Hairy Skin May Keep the Bedbugs From Biting

 

Photo by Darlyne A. Murawski

 

According to new research, having hairy skin may help a person ward off bedbugs.  Participants in a study conducted by scientists at the University of Sheffield released the nighttime bloodsuckers on themselves and observed the bugs’ feeding habits.  Bedbugs placed on shaved arms were more likely to try to feed than those that were placed on unshaven limbs.

Why?  Hair makes it more difficult for bedbugs to find a place to feed, and the nerve endings in follicles help alert us to the presence of intruders.  But thick hair can also make it easier for parasites to hide and harder for hosts to find them.
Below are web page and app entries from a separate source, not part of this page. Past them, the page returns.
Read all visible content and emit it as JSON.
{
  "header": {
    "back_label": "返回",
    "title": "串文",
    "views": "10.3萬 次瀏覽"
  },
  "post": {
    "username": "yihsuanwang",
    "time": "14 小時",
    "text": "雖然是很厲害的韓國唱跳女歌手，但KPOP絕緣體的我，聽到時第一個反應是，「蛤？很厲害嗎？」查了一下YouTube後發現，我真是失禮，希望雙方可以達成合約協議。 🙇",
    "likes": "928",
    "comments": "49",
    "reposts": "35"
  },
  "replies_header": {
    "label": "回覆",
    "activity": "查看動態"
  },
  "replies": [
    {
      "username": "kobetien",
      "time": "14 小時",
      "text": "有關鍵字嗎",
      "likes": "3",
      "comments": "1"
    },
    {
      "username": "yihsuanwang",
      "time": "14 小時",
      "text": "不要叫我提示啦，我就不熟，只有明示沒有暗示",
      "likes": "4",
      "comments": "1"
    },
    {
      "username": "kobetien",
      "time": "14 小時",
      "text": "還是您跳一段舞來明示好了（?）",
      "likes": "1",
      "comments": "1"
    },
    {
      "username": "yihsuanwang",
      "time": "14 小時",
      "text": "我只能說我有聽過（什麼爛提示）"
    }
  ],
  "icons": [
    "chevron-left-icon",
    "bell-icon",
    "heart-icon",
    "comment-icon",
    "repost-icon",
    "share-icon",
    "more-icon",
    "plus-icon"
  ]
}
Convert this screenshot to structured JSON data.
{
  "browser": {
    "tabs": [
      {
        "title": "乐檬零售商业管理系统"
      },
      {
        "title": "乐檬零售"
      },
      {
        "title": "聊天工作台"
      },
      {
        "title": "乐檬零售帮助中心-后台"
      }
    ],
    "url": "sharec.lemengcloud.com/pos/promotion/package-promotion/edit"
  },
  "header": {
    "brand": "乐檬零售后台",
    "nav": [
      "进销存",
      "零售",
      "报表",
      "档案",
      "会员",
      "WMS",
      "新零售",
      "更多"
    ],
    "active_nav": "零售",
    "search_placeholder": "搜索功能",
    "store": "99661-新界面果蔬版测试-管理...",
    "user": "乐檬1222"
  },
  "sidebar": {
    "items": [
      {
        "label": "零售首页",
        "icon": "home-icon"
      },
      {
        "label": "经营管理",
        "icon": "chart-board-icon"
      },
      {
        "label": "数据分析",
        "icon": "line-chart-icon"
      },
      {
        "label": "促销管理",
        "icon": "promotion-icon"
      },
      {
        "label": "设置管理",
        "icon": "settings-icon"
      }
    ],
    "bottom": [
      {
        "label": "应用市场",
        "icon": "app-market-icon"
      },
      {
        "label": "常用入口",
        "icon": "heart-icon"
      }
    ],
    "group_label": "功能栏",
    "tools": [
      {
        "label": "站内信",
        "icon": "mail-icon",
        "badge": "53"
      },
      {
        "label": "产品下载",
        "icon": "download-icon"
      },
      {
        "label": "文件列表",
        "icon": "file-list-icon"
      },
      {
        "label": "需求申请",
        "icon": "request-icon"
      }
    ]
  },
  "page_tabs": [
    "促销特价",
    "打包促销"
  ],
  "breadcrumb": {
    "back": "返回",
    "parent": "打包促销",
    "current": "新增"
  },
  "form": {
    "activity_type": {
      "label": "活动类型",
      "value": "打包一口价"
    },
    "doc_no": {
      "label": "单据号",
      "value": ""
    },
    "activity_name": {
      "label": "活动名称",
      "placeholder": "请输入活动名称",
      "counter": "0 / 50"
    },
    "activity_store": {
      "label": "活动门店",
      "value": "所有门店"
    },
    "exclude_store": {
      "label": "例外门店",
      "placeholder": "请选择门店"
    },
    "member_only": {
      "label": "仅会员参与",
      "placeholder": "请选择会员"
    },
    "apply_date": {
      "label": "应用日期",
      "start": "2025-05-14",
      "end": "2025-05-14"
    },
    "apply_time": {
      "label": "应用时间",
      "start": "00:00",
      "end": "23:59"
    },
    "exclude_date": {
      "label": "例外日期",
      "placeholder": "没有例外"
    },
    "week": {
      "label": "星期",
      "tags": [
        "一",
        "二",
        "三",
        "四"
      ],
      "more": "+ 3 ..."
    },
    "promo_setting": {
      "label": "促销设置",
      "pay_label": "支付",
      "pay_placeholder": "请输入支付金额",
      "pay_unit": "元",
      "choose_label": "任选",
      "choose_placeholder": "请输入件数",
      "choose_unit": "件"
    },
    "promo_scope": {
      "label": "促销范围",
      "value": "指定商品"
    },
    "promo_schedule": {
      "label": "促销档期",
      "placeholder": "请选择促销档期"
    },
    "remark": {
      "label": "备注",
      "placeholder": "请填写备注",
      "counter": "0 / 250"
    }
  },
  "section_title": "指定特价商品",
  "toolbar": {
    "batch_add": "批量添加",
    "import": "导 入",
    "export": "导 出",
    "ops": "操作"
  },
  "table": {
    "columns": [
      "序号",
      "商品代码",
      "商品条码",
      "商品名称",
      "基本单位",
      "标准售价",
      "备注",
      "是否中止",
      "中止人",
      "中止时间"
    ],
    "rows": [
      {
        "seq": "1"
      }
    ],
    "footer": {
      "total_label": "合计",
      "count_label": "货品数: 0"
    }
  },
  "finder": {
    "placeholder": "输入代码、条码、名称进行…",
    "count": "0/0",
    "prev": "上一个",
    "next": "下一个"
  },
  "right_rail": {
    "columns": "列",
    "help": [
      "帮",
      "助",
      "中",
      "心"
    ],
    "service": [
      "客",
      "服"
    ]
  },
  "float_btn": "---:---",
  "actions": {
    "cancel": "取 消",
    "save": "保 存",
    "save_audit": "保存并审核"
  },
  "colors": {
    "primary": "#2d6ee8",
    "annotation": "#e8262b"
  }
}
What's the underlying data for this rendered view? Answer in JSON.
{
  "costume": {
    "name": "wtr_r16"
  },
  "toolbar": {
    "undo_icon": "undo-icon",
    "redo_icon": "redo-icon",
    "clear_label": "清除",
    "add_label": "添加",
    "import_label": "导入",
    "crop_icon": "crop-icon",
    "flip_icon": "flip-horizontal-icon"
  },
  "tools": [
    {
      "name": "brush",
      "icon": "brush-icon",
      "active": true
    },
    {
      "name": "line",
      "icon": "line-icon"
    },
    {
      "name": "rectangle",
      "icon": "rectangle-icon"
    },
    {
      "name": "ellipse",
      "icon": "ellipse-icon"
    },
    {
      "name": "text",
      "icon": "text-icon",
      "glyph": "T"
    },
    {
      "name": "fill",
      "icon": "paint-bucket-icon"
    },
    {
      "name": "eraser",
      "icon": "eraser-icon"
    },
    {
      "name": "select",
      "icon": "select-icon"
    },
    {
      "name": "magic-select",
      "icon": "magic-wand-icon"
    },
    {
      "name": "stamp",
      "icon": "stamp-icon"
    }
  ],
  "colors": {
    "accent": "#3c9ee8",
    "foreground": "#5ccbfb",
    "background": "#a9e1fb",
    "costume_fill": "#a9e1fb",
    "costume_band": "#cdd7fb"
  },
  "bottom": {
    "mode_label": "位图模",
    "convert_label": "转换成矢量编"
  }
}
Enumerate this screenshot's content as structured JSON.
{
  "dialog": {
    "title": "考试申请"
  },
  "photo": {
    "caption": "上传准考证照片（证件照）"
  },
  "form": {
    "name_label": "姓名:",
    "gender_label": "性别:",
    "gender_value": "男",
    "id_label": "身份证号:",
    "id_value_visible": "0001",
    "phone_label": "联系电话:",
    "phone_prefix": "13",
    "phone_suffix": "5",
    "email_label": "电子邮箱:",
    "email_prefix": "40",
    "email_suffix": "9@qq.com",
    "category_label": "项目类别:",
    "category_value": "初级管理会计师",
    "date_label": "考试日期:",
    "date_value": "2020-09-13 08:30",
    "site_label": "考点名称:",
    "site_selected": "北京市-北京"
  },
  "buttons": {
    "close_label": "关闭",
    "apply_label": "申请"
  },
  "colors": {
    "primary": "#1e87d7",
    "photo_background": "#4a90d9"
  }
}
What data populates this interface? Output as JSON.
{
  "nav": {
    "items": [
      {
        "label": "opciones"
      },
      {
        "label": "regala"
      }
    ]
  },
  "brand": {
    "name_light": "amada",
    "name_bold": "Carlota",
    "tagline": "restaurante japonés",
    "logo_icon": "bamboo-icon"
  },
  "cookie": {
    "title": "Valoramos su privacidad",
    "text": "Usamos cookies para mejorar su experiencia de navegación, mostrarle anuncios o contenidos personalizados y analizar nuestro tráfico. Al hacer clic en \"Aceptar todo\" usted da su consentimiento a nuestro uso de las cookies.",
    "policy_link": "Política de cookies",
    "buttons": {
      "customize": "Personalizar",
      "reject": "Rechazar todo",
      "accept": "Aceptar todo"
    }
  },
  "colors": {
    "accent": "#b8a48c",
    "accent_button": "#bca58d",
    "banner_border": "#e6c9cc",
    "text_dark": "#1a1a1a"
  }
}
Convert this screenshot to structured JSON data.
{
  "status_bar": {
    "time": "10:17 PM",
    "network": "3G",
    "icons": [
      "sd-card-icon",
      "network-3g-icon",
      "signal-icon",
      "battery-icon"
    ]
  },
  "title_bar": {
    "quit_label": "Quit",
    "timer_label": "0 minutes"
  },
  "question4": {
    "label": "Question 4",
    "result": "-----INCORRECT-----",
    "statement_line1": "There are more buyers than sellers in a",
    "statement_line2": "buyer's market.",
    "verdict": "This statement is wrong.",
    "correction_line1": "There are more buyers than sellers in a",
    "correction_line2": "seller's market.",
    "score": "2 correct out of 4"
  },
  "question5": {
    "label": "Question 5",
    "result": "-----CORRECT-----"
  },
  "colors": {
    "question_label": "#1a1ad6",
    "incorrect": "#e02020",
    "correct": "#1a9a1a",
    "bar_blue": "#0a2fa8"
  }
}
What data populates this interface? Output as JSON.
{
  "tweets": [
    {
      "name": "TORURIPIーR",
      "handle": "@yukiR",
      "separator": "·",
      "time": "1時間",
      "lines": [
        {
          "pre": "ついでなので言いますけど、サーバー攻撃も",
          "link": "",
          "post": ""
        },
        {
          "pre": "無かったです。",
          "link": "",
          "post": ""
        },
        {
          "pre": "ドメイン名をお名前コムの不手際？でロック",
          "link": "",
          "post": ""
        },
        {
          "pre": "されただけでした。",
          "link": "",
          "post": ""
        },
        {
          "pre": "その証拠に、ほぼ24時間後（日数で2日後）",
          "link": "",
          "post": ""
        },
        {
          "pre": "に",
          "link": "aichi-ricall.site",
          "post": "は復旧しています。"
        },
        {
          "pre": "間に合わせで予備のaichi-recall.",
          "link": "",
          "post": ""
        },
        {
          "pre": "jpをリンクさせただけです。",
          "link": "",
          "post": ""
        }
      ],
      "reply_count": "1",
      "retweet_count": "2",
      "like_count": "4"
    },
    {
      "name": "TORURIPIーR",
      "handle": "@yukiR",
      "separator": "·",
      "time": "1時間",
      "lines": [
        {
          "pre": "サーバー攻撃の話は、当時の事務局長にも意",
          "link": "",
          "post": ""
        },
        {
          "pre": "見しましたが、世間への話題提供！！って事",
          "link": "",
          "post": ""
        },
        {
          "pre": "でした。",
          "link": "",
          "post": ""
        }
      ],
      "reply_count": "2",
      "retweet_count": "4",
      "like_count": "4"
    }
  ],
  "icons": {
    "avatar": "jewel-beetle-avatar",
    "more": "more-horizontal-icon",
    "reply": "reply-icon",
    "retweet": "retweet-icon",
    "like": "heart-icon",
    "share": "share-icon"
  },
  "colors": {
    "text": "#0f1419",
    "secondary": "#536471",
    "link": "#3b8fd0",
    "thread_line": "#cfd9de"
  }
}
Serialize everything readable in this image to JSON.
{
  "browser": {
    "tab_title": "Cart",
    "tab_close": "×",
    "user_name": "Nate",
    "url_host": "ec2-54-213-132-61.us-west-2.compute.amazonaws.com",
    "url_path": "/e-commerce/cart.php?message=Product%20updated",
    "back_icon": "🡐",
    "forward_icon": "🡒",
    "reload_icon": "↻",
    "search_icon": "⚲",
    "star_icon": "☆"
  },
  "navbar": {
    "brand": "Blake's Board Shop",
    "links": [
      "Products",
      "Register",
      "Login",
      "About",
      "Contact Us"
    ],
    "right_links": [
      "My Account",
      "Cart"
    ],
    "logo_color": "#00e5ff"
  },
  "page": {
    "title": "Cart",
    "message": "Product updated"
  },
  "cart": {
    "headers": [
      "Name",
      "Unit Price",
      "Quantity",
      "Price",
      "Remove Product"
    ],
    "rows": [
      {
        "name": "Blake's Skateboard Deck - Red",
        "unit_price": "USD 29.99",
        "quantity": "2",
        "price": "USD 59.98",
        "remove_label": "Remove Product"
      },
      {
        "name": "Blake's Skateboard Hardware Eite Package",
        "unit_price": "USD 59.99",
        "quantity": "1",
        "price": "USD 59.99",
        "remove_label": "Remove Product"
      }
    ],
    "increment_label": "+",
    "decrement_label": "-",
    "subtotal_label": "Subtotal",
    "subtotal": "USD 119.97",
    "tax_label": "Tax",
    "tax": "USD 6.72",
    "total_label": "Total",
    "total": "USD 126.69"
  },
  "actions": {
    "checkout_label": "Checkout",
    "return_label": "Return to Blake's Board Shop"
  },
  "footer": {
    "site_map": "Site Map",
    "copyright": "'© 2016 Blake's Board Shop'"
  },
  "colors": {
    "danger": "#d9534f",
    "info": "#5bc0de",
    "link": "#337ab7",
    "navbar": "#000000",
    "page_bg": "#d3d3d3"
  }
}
This game of hide-and-seek may be the reason why modern humans have only a fine layer of hair (called vellus) in place of the furry coats that our ancestors sported:  eventually the reduction of parasite-borne diseases outweighed the protective benefits of having more hair.

The full results of the study can be found in the journal Biology Letters.

For all the latest science news, check out the National Geographic’s twice-weekly news rundown, EarthCurrent.

 

Human Journey

Alyson Foster works in the National Geographic Library where she purchases books for the Library’s collection and assists NG staff with finding research materials.